PJ staff report
CHARLOTTE, N.C. – A group of private funders and community leaders has formed to study and propose how philanthropy can help address the challenges facing the Charlotte-Mecklenburg Schools.
The Charlotte-Mecklenburg Schools Investment Study Group consists of 13 members from family foundations, corporate funders and business and community leaders.
Together, they will study how philanthropy has worked with public education in other parts of the U.S. and offer recommendations by year’s end on how funders can help local schools reach goals related to student performance and equity.
The committee will be co-chaired by Anna Spangler Nelson of the C.D. Spangler Foundation and Richard “Stick” Williams, president of the Duke Energy Foundation.
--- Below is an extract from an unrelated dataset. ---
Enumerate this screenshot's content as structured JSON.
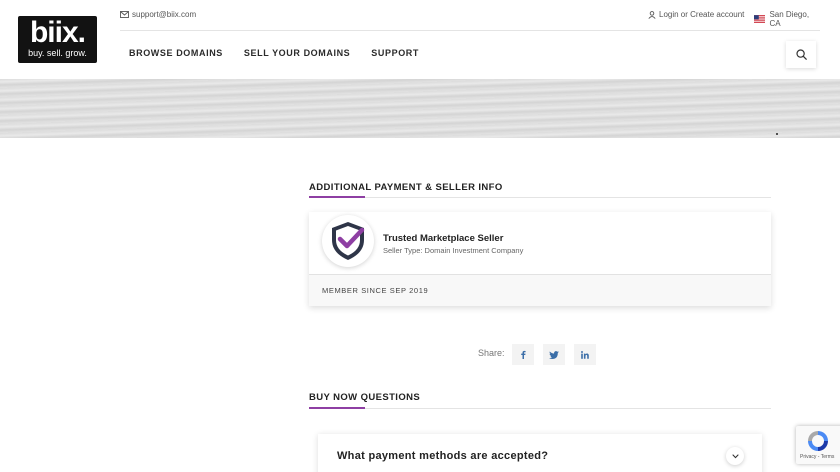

“To work on this problem with private philanthropy is a farsighted and community-minded approach,” Peter Gorman, superintendent of the Charlotte-Mecklenburg Schools, says in a statement. “Charlotte and Mecklenburg County are fortunate to have citizens who are willing to provide such leadership.”
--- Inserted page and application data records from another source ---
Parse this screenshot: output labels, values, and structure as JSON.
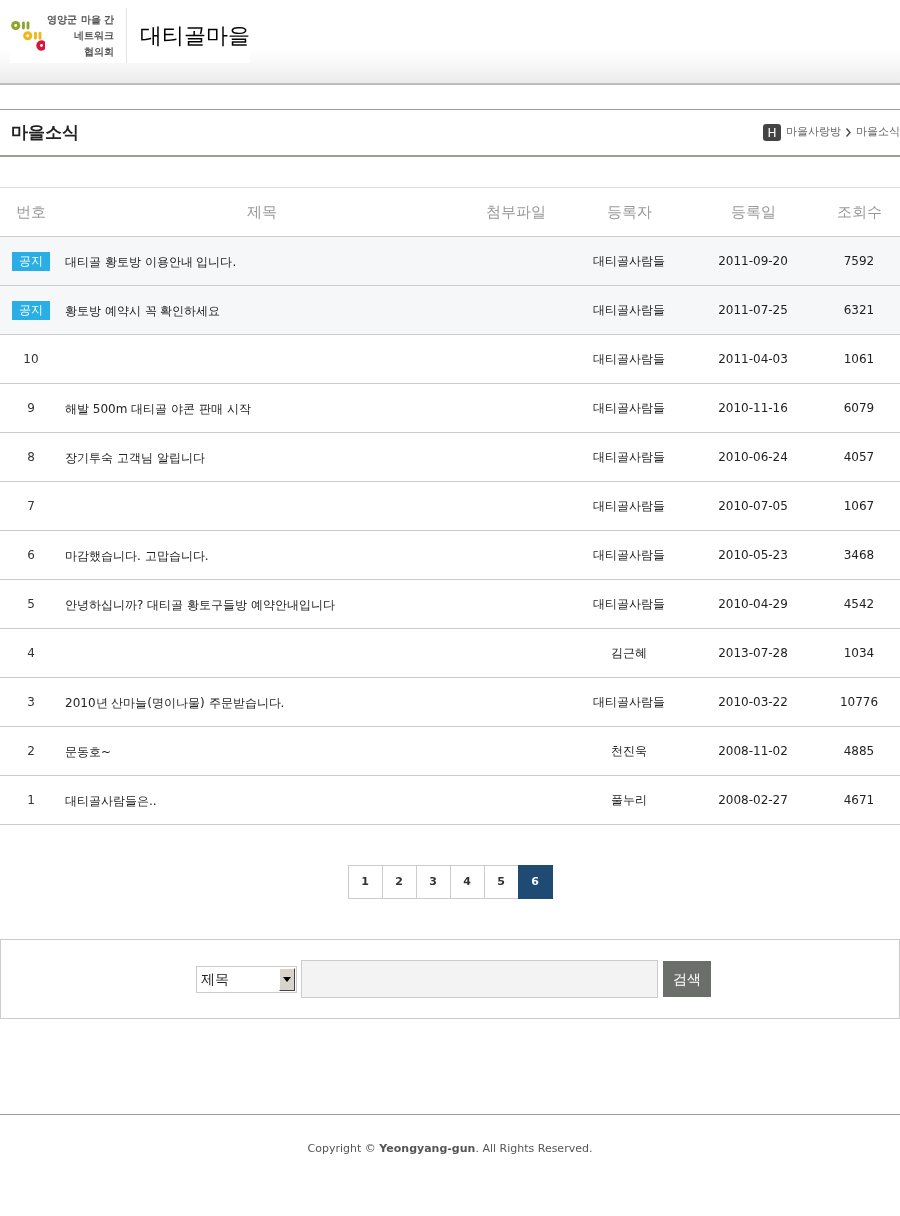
{
  "header": {
    "logo_lines": [
      "영양군 마을 간",
      "네트워크",
      "협의회"
    ],
    "site_title": "대티골마을"
  },
  "section": {
    "title": "마을소식",
    "breadcrumb_home": "H",
    "breadcrumb": [
      "마을사랑방",
      "마을소식"
    ]
  },
  "table": {
    "columns": [
      "번호",
      "제목",
      "첨부파일",
      "등록자",
      "등록일",
      "조회수"
    ],
    "rows": [
      {
        "kind": "notice",
        "number": "공지",
        "title": "대티골 황토방 이용안내 입니다.",
        "author": "대티골사람들",
        "date": "2011-09-20",
        "views": "7592"
      },
      {
        "kind": "notice",
        "number": "공지",
        "title": "황토방 예약시 꼭 확인하세요",
        "author": "대티골사람들",
        "date": "2011-07-25",
        "views": "6321"
      },
      {
        "kind": "post",
        "number": "10",
        "author": "대티골사람들",
        "date": "2011-04-03",
        "views": "1061"
      },
      {
        "kind": "post",
        "number": "9",
        "title": "해발 500m 대티골 야콘 판매 시작",
        "author": "대티골사람들",
        "date": "2010-11-16",
        "views": "6079"
      },
      {
        "kind": "post",
        "number": "8",
        "title": "장기투숙 고객님 알립니다",
        "author": "대티골사람들",
        "date": "2010-06-24",
        "views": "4057"
      },
      {
        "kind": "post",
        "number": "7",
        "author": "대티골사람들",
        "date": "2010-07-05",
        "views": "1067"
      },
      {
        "kind": "post",
        "number": "6",
        "title": "마감했습니다. 고맙습니다.",
        "author": "대티골사람들",
        "date": "2010-05-23",
        "views": "3468"
      },
      {
        "kind": "post",
        "number": "5",
        "title": "안녕하십니까? 대티골 황토구들방 예약안내입니다",
        "author": "대티골사람들",
        "date": "2010-04-29",
        "views": "4542"
      },
      {
        "kind": "post",
        "number": "4",
        "author": "김근혜",
        "date": "2013-07-28",
        "views": "1034"
      },
      {
        "kind": "post",
        "number": "3",
        "title": "2010년 산마늘(명이나물) 주문받습니다.",
        "author": "대티골사람들",
        "date": "2010-03-22",
        "views": "10776"
      },
      {
        "kind": "post",
        "number": "2",
        "title": "문동호~",
        "author": "천진욱",
        "date": "2008-11-02",
        "views": "4885"
      },
      {
        "kind": "post",
        "number": "1",
        "title": "대티골사람들은..",
        "author": "풀누리",
        "date": "2008-02-27",
        "views": "4671"
      }
    ]
  },
  "pagination": [
    {
      "label": "1",
      "selected": false
    },
    {
      "label": "2",
      "selected": false
    },
    {
      "label": "3",
      "selected": false
    },
    {
      "label": "4",
      "selected": false
    },
    {
      "label": "5",
      "selected": false
    },
    {
      "label": "6",
      "selected": true
    }
  ],
  "search": {
    "field_select": "제목",
    "button": "검색"
  },
  "footer": {
    "copyright": "Copyright © **Yeongyang-gun**. All Rights Reserved."
  }
}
Gorman has pledged the school system’s support to the committee and will provide information and context to the group as needed.
Administrative support and facilitation for the effort will be provided by the Foundation for the Carolinas.
Other foundations represented on the committee are The Duke Endowment, Leon Levine Foundation, Belk Foundation and John S. and James L. Knight Foundation.
Bank of America, Wachovia and Novant Health have representatives on the committee.
Charlotte Mayor Anthony Foxx, R.J. Leeper of Ronald Leeper Construction, retired Superior Court Judge Calvin Murphy and retired educator Calvin Wallace also will serve.